Second, if it is not feasible for her to appear personally in court, her deposition may be taken as in a civil action in the Superior Court. Note, 25 Temple L.Q. 336, 342, 343 (1952); Note, 33 Boston Univ. L. Rev. 217, 222 (1953); cf. N.J.S.A. 2A:4-25, repealed, and Comment, 45 Ill. L. Rev. 252, 254 (1950), dealing with a statute similar to N.J.S.A. 2A:4-25; Gellhorn, supra, 184. In such a case, the county adjuster should send a copy of the husband's testimony or (since it is usually not available) a summary of it prepared by the adjuster, to the court in the initiating state, suggesting that if the matter is to be pursued further, the wife's deposition be taken before that court or some proper person (R.R. 4:18-2). Due notice (R.R. 4:20-1) of the time and place at which the deposition is to be taken, should be served personally upon the husband, which service could be effected through the adjuster's office. As provided in the rules, the deposition should be taken stenographically and transcribed, R.R. 4:20-3, signed by the wife, R.R. 4:20-5, certified pursuant to R.R. 4:20-6, and returned to the Clerk of the Juvenile and Domestic Relations Court. A copy of the deposition need however not be sent to the defendant under R.R. 4:20-6(c).

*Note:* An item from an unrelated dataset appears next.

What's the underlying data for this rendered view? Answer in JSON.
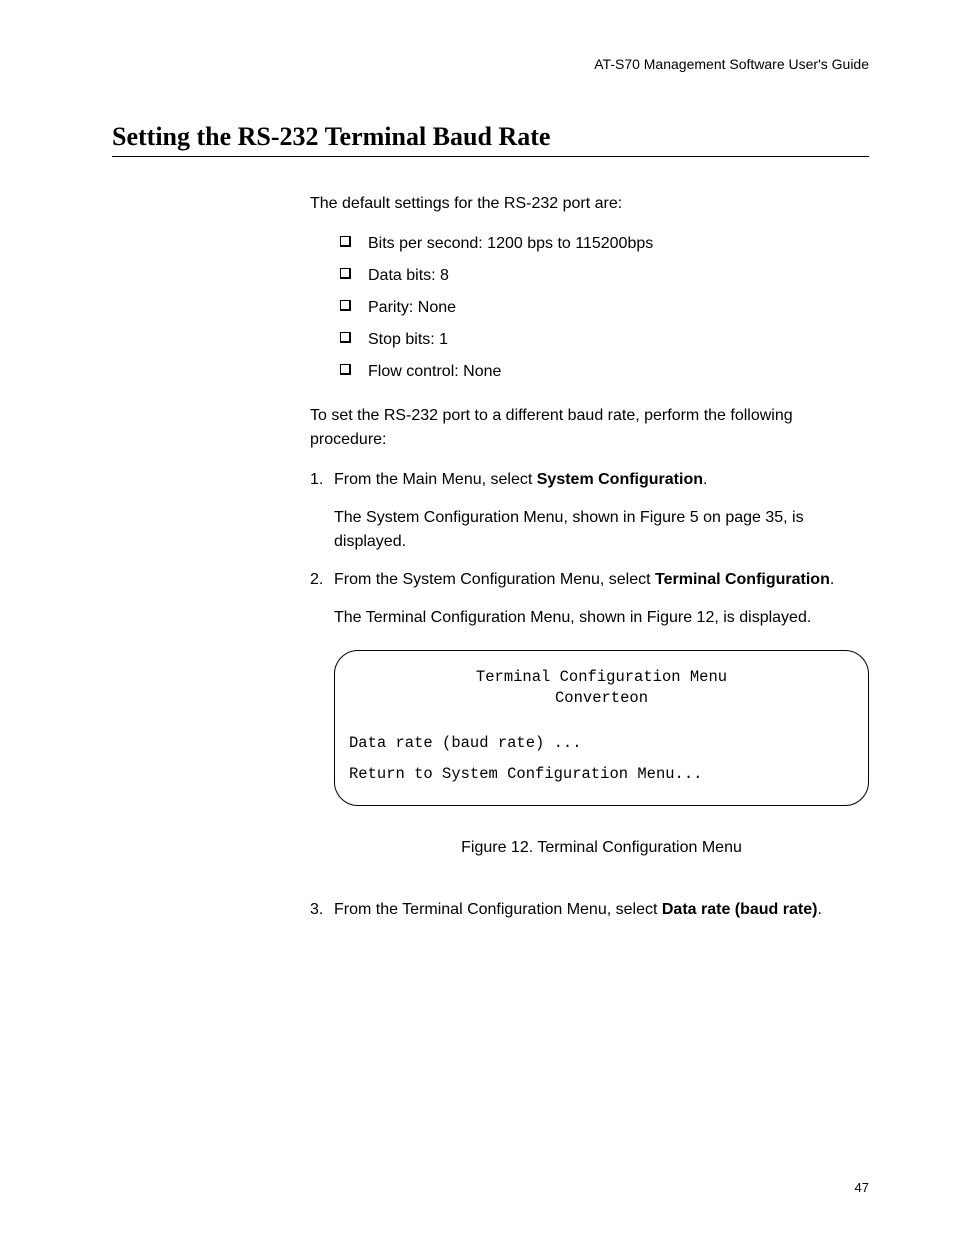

The stenographer's charge for such depositions may constitute an expense which may have to be paid for by the wife. The question whether a Juvenile and Domestic Relations Court in this State, where it is a responding state, may compel the husband to reimburse her for this expense, will have to be reserved until the matter is properly presented. Cf. N.J.S.A. 2A:4-22 to 2A:4-29, repealed; cf. also N.J.S.A. 2A:4-41 applying only to chapter 4 of Title 2A. In this case it is to be noted that Pennsylvania apparently *111 has adopted section 14 of the uniform act (which was not adopted in this State). 9A U.L.A., 1955, supp. 109.
When the deposition is returned to the court in this State (the responding state), the defendant should be subpoenaed, the deposition read to him and a further hearing then accorded him, if he wishes it.
Professor Brockelbank has said:
"When the defendant has given his evidence [at the first hearing in the responding state] and has been cross-examined by the agent named in Section 12 [N.J.S.A. 2A:4-30.12], the court might then make his order but not necessarily so. The transcript might be sent back to the court of the initiating state to allow the plaintiff to offer evidence denying, qualifying or adding to what is in the record. Such action would usually be taken upon motion by the agent named in Section 12. When the more complete record is forwarded to the court of the responding state, a further hearing is had when the court may decide to make his order. It will be seen that the procedure outlined here is an imitation, by sending the record back and forth by mail, of the procedure that prevails when both parties are present in court. In the typical trial the plaintiff and his witnesses testify, then comes the turn of the defendant and his witnesses and finally the plaintiff and his witnesses may reply." Brockelbank, supra, 17 Mo. L. Rev., p. 13.
Here the defendant testifies first, then comes the turn of the plaintiff and finally the defendant may reply.
On this appeal no one appears for the county adjuster who is charged by law with the carrying on of these proceedings. N.J.S.A. 2A:4-30.12. It is part of his statutory obligation to see to it that he is represented on the appeal. Further see R.R. 1:7-4(b).
Reversed and remanded.